┌──

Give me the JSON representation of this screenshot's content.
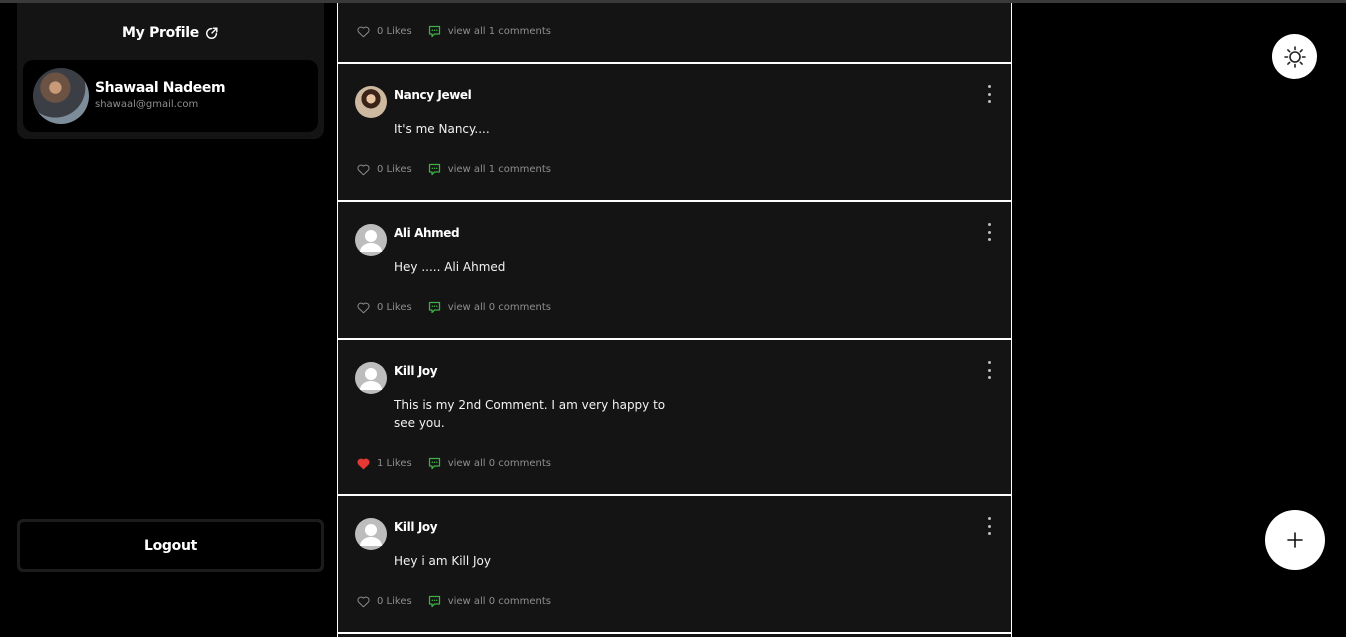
{
  "sidebar": {
    "profile_title": "My Profile",
    "user": {
      "name": "Shawaal Nadeem",
      "email": "shawaal@gmail.com"
    },
    "logout_label": "Logout"
  },
  "feed": {
    "posts": [
      {
        "author": "",
        "content": "",
        "likes": "0 Likes",
        "liked": false,
        "comments": "view all 1 comments"
      },
      {
        "author": "Nancy Jewel",
        "content": "It's me Nancy....",
        "likes": "0 Likes",
        "liked": false,
        "comments": "view all 1 comments"
      },
      {
        "author": "Ali Ahmed",
        "content": "Hey ..... Ali Ahmed",
        "likes": "0 Likes",
        "liked": false,
        "comments": "view all 0 comments"
      },
      {
        "author": "Kill Joy",
        "content": "This is my 2nd Comment. I am very happy to see you.",
        "likes": "1 Likes",
        "liked": true,
        "comments": "view all 0 comments"
      },
      {
        "author": "Kill Joy",
        "content": "Hey i am Kill Joy",
        "likes": "0 Likes",
        "liked": false,
        "comments": "view all 0 comments"
      }
    ]
  },
  "colors": {
    "background": "#000000",
    "card": "#141414",
    "comment_icon": "#3cb043",
    "liked_heart": "#e53935",
    "muted_text": "#8e8e8e"
  },
  "icons": {
    "profile_link": "external-link-icon",
    "theme_toggle": "sun-icon",
    "add_post": "plus-icon",
    "like": "heart-icon",
    "comment": "comment-icon",
    "post_menu": "more-vertical-icon"
  }
}
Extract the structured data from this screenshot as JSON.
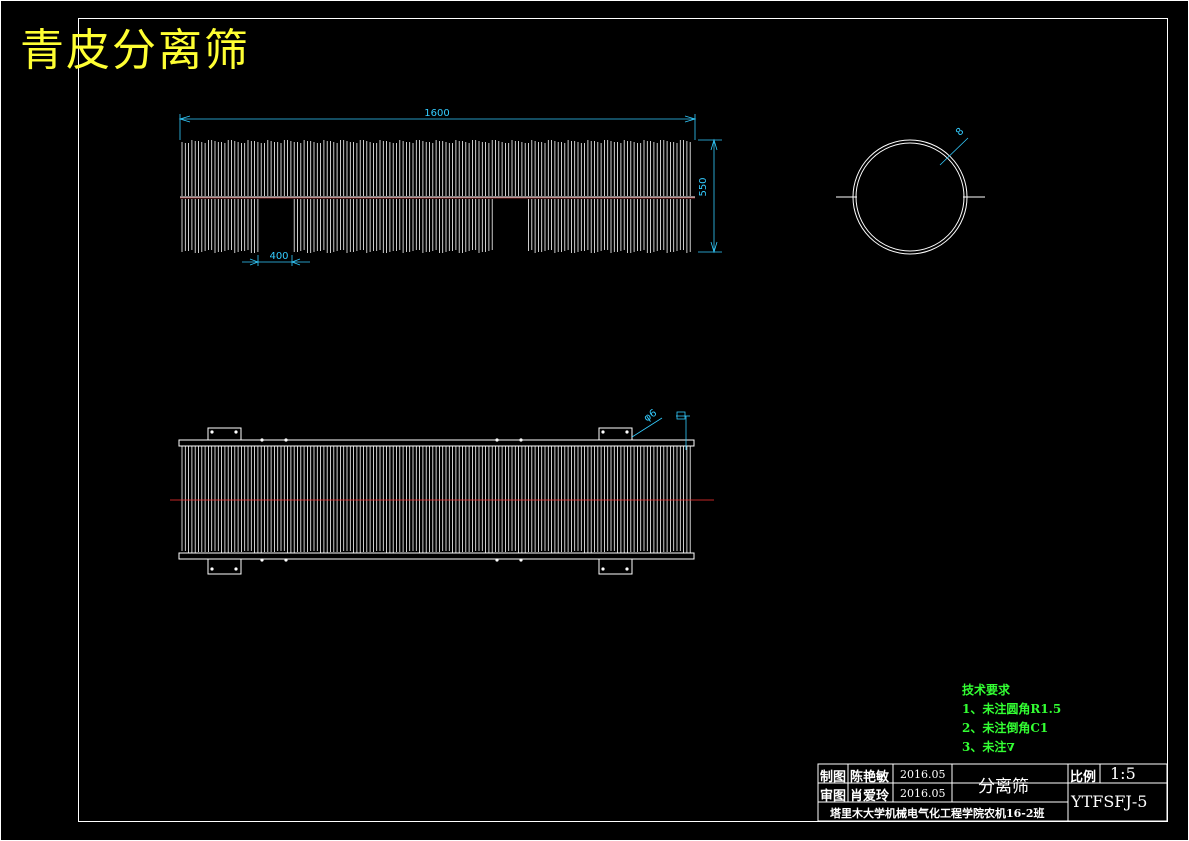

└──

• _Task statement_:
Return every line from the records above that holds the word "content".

• _Response to the task_:
Give me the JSON representation of this screenshot's content.
        "content": "",
        "content": "It's me Nancy....",
        "content": "Hey ..... Ali Ahmed",
        "content": "This is my 2nd Comment. I am very happy to see you.",
        "content": "Hey i am Kill Joy",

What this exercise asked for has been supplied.